[[ Extracted information open ]]

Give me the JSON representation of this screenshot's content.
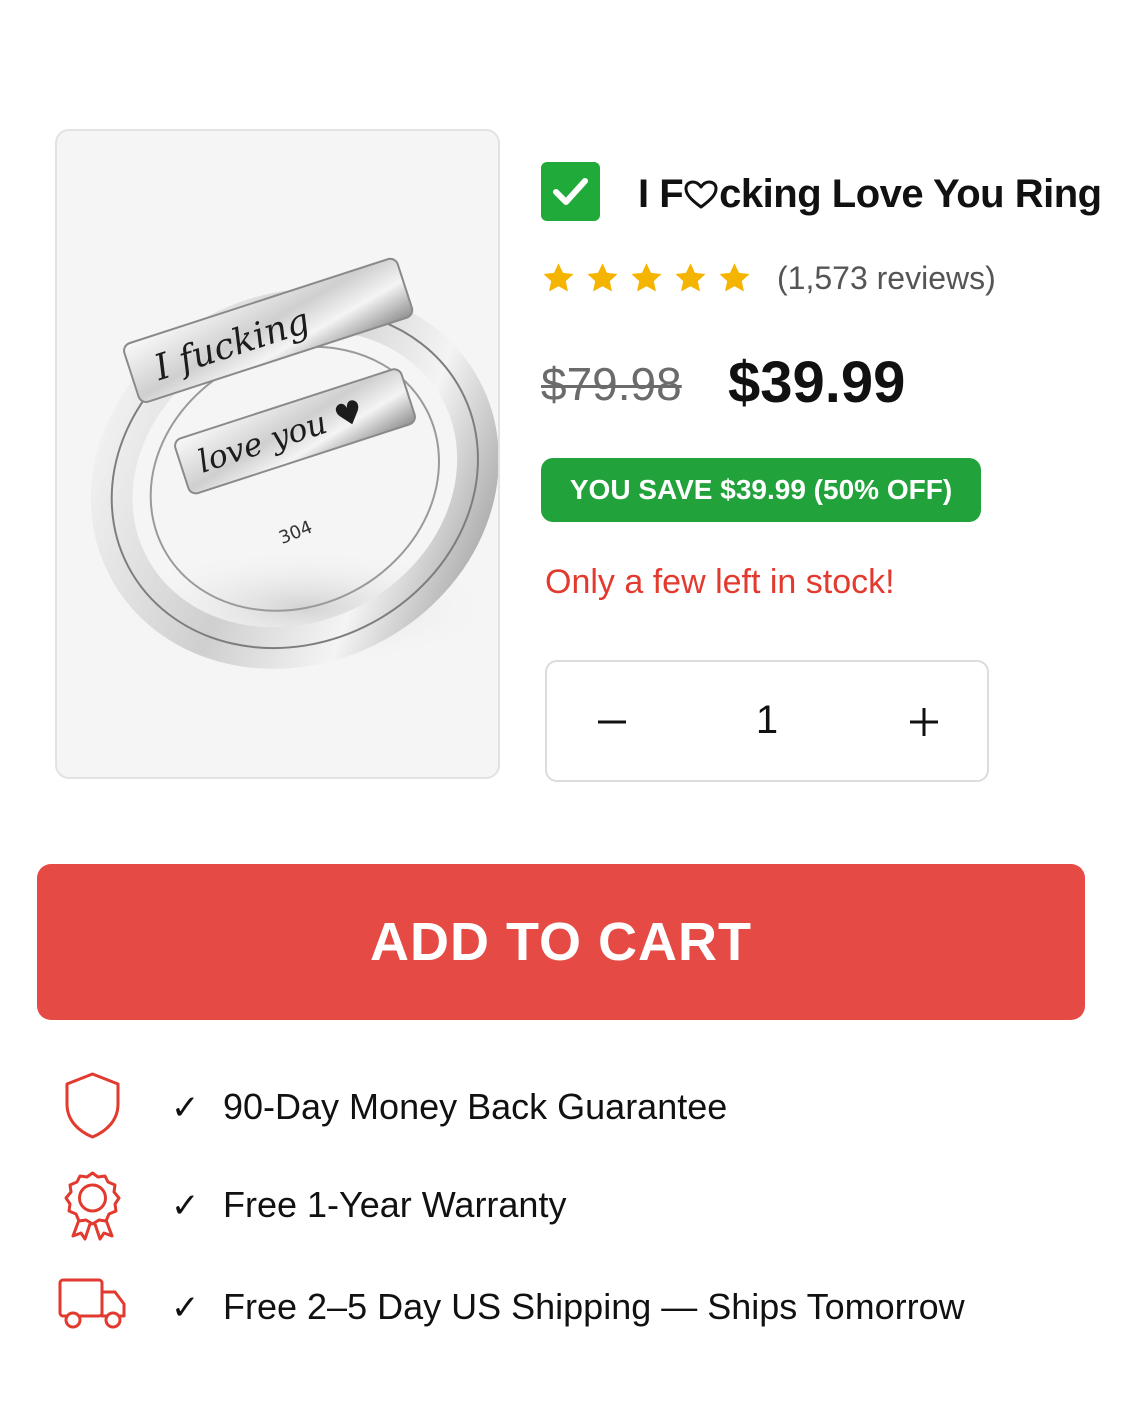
{
  "product": {
    "title_prefix": "I F",
    "title_suffix": "cking Love You Ring",
    "title_heart_icon": "heart-outline-icon",
    "verified_icon": "checkmark-icon",
    "image_alt": "Silver wrap ring engraved I fucking love you",
    "rating": {
      "stars": 5,
      "reviews_label": "(1,573 reviews)"
    },
    "old_price": "$79.98",
    "new_price": "$39.99",
    "save_label": "YOU SAVE $39.99 (50% OFF)",
    "stock_label": "Only a few left in stock!",
    "quantity": "1"
  },
  "cart": {
    "button_label": "ADD TO CART"
  },
  "benefits": [
    {
      "icon": "shield-icon",
      "check": "✓",
      "label": "90-Day Money Back Guarantee"
    },
    {
      "icon": "award-rosette-icon",
      "check": "✓",
      "label": "Free 1-Year Warranty"
    },
    {
      "icon": "delivery-truck-icon",
      "check": "✓",
      "label": "Free 2–5 Day US Shipping — Ships Tomorrow"
    }
  ],
  "colors": {
    "green": "#21a23a",
    "red": "#e64a45",
    "star": "#f5b400",
    "stock_red": "#e23a2e"
  }
}
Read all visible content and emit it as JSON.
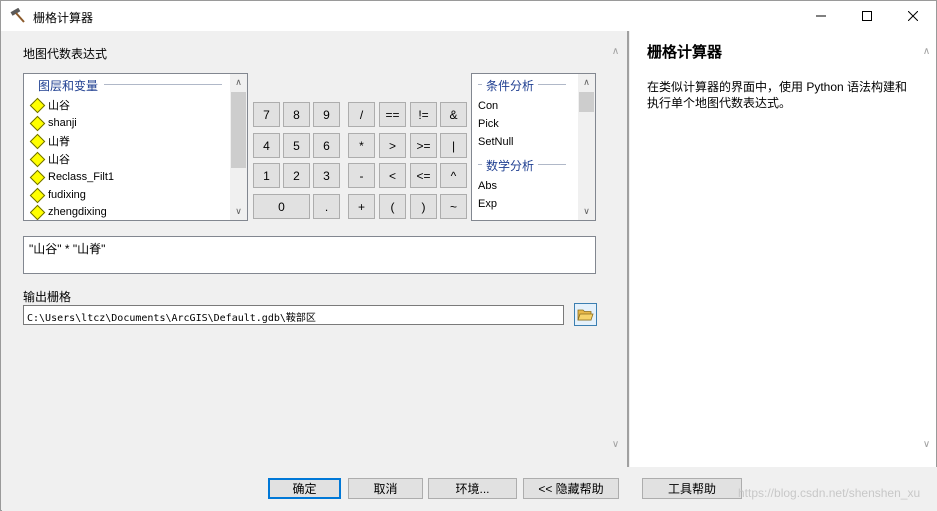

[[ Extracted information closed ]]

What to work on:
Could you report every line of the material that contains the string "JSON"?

Written answer:
Give me the JSON representation of this screenshot's content.
Read all visible content and emit it as JSON.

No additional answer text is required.